# [DIRECTIONS FOR THIS TASK]
Every record must be retyped exactly as it reads.

Entries from a dataset of interfaces:
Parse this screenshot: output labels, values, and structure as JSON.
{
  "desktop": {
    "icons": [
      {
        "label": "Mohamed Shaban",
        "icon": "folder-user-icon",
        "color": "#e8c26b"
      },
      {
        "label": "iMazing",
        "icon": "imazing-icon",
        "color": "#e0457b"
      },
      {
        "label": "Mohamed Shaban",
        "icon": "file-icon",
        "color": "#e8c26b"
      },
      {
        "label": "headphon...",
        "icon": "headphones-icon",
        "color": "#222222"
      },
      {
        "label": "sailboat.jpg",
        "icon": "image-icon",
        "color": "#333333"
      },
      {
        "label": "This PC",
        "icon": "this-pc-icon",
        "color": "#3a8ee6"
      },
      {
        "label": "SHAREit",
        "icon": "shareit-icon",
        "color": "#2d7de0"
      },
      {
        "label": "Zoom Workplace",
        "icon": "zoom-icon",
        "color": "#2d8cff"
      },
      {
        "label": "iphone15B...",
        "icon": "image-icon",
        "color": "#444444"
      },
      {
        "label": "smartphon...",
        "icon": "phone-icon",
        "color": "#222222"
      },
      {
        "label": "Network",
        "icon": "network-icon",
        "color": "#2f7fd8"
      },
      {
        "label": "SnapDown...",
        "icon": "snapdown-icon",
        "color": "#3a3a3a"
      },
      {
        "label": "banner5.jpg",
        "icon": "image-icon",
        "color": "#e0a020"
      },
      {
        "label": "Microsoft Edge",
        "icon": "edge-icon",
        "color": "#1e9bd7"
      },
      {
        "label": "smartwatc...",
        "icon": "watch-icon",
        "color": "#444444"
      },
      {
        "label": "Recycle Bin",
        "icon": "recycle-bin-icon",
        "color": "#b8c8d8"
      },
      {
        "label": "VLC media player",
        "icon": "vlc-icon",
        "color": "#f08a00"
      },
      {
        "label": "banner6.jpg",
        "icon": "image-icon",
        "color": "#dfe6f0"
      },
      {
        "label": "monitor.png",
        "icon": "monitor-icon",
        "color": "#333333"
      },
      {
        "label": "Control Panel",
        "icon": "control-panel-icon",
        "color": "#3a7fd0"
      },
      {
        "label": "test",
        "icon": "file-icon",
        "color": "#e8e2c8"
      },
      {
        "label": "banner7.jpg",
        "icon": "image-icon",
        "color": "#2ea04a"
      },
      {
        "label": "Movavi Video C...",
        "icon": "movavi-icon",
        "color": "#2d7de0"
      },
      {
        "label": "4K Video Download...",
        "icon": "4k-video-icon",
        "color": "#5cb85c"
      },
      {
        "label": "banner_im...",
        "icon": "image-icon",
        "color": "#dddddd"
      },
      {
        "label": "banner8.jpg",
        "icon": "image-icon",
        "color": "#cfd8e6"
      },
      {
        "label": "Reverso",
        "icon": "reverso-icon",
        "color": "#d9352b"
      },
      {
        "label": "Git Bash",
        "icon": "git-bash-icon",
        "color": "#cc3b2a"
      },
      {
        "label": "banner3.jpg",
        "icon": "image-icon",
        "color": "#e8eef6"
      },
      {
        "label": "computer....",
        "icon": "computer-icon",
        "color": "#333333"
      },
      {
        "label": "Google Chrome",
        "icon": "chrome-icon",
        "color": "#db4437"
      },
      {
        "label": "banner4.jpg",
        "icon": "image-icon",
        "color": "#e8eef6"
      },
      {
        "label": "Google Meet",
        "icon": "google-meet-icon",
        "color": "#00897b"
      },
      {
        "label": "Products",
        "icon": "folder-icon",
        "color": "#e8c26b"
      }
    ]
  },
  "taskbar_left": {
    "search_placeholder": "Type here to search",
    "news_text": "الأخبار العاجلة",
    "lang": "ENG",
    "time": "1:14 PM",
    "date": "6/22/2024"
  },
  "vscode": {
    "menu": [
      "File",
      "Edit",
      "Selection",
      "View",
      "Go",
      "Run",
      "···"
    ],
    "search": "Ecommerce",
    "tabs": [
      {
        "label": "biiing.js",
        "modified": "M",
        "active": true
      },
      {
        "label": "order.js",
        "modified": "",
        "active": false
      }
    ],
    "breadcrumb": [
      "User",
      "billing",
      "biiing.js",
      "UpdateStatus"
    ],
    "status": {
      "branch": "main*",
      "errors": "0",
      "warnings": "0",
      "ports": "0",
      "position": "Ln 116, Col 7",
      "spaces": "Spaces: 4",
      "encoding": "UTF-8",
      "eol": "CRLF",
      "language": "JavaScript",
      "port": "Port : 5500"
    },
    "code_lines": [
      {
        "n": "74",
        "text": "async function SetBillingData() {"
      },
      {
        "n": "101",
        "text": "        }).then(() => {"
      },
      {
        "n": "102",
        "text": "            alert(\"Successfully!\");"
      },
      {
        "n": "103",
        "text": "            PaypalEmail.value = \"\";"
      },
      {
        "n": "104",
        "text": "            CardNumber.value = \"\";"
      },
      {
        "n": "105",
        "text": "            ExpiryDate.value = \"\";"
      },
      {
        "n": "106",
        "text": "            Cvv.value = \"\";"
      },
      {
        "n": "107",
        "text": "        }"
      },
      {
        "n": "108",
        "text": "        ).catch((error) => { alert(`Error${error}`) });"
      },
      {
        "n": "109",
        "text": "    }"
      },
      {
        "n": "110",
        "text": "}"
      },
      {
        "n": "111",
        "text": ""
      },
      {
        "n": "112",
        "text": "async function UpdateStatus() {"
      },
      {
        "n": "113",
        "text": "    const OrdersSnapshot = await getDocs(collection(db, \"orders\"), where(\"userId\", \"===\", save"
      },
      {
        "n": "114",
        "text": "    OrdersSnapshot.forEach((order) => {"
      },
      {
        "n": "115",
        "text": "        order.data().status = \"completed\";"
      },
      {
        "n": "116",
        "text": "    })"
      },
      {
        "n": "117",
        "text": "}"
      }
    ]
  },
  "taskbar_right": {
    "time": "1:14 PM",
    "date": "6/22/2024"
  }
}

# [THE COMPLETED TASK]
Parse this screenshot: output labels, values, and structure as JSON.
{
  "desktop": {
    "icons": [
      {
        "label": "Mohamed Shaban",
        "icon": "folder-user-icon",
        "color": "#e8c26b"
      },
      {
        "label": "iMazing",
        "icon": "imazing-icon",
        "color": "#e0457b"
      },
      {
        "label": "Mohamed Shaban",
        "icon": "file-icon",
        "color": "#e8c26b"
      },
      {
        "label": "headphon...",
        "icon": "headphones-icon",
        "color": "#222222"
      },
      {
        "label": "sailboat.jpg",
        "icon": "image-icon",
        "color": "#333333"
      },
      {
        "label": "This PC",
        "icon": "this-pc-icon",
        "color": "#3a8ee6"
      },
      {
        "label": "SHAREit",
        "icon": "shareit-icon",
        "color": "#2d7de0"
      },
      {
        "label": "Zoom Workplace",
        "icon": "zoom-icon",
        "color": "#2d8cff"
      },
      {
        "label": "iphone15B...",
        "icon": "image-icon",
        "color": "#444444"
      },
      {
        "label": "smartphon...",
        "icon": "phone-icon",
        "color": "#222222"
      },
      {
        "label": "Network",
        "icon": "network-icon",
        "color": "#2f7fd8"
      },
      {
        "label": "SnapDown...",
        "icon": "snapdown-icon",
        "color": "#3a3a3a"
      },
      {
        "label": "banner5.jpg",
        "icon": "image-icon",
        "color": "#e0a020"
      },
      {
        "label": "Microsoft Edge",
        "icon": "edge-icon",
        "color": "#1e9bd7"
      },
      {
        "label": "smartwatc...",
        "icon": "watch-icon",
        "color": "#444444"
      },
      {
        "label": "Recycle Bin",
        "icon": "recycle-bin-icon",
        "color": "#b8c8d8"
      },
      {
        "label": "VLC media player",
        "icon": "vlc-icon",
        "color": "#f08a00"
      },
      {
        "label": "banner6.jpg",
        "icon": "image-icon",
        "color": "#dfe6f0"
      },
      {
        "label": "monitor.png",
        "icon": "monitor-icon",
        "color": "#333333"
      },
      {
        "label": "Control Panel",
        "icon": "control-panel-icon",
        "color": "#3a7fd0"
      },
      {
        "label": "test",
        "icon": "file-icon",
        "color": "#e8e2c8"
      },
      {
        "label": "banner7.jpg",
        "icon": "image-icon",
        "color": "#2ea04a"
      },
      {
        "label": "Movavi Video C...",
        "icon": "movavi-icon",
        "color": "#2d7de0"
      },
      {
        "label": "4K Video Download...",
        "icon": "4k-video-icon",
        "color": "#5cb85c"
      },
      {
        "label": "banner_im...",
        "icon": "image-icon",
        "color": "#dddddd"
      },
      {
        "label": "banner8.jpg",
        "icon": "image-icon",
        "color": "#cfd8e6"
      },
      {
        "label": "Reverso",
        "icon": "reverso-icon",
        "color": "#d9352b"
      },
      {
        "label": "Git Bash",
        "icon": "git-bash-icon",
        "color": "#cc3b2a"
      },
      {
        "label": "banner3.jpg",
        "icon": "image-icon",
        "color": "#e8eef6"
      },
      {
        "label": "computer....",
        "icon": "computer-icon",
        "color": "#333333"
      },
      {
        "label": "Google Chrome",
        "icon": "chrome-icon",
        "color": "#db4437"
      },
      {
        "label": "banner4.jpg",
        "icon": "image-icon",
        "color": "#e8eef6"
      },
      {
        "label": "Google Meet",
        "icon": "google-meet-icon",
        "color": "#00897b"
      },
      {
        "label": "Products",
        "icon": "folder-icon",
        "color": "#e8c26b"
      }
    ]
  },
  "taskbar_left": {
    "search_placeholder": "Type here to search",
    "news_text": "الأخبار العاجلة",
    "lang": "ENG",
    "time": "1:14 PM",
    "date": "6/22/2024"
  },
  "vscode": {
    "menu": [
      "File",
      "Edit",
      "Selection",
      "View",
      "Go",
      "Run",
      "···"
    ],
    "search": "Ecommerce",
    "tabs": [
      {
        "label": "biiing.js",
        "modified": "M",
        "active": true
      },
      {
        "label": "order.js",
        "modified": "",
        "active": false
      }
    ],
    "breadcrumb": [
      "User",
      "billing",
      "biiing.js",
      "UpdateStatus"
    ],
    "status": {
      "branch": "main*",
      "errors": "0",
      "warnings": "0",
      "ports": "0",
      "position": "Ln 116, Col 7",
      "spaces": "Spaces: 4",
      "encoding": "UTF-8",
      "eol": "CRLF",
      "language": "JavaScript",
      "port": "Port : 5500"
    },
    "code_lines": [
      {
        "n": "74",
        "text": "async function SetBillingData() {"
      },
      {
        "n": "101",
        "text": "        }).then(() => {"
      },
      {
        "n": "102",
        "text": "            alert(\"Successfully!\");"
      },
      {
        "n": "103",
        "text": "            PaypalEmail.value = \"\";"
      },
      {
        "n": "104",
        "text": "            CardNumber.value = \"\";"
      },
      {
        "n": "105",
        "text": "            ExpiryDate.value = \"\";"
      },
      {
        "n": "106",
        "text": "            Cvv.value = \"\";"
      },
      {
        "n": "107",
        "text": "        }"
      },
      {
        "n": "108",
        "text": "        ).catch((error) => { alert(`Error${error}`) });"
      },
      {
        "n": "109",
        "text": "    }"
      },
      {
        "n": "110",
        "text": "}"
      },
      {
        "n": "111",
        "text": ""
      },
      {
        "n": "112",
        "text": "async function UpdateStatus() {"
      },
      {
        "n": "113",
        "text": "    const OrdersSnapshot = await getDocs(collection(db, \"orders\"), where(\"userId\", \"===\", save"
      },
      {
        "n": "114",
        "text": "    OrdersSnapshot.forEach((order) => {"
      },
      {
        "n": "115",
        "text": "        order.data().status = \"completed\";"
      },
      {
        "n": "116",
        "text": "    })"
      },
      {
        "n": "117",
        "text": "}"
      }
    ]
  },
  "taskbar_right": {
    "time": "1:14 PM",
    "date": "6/22/2024"
  }
}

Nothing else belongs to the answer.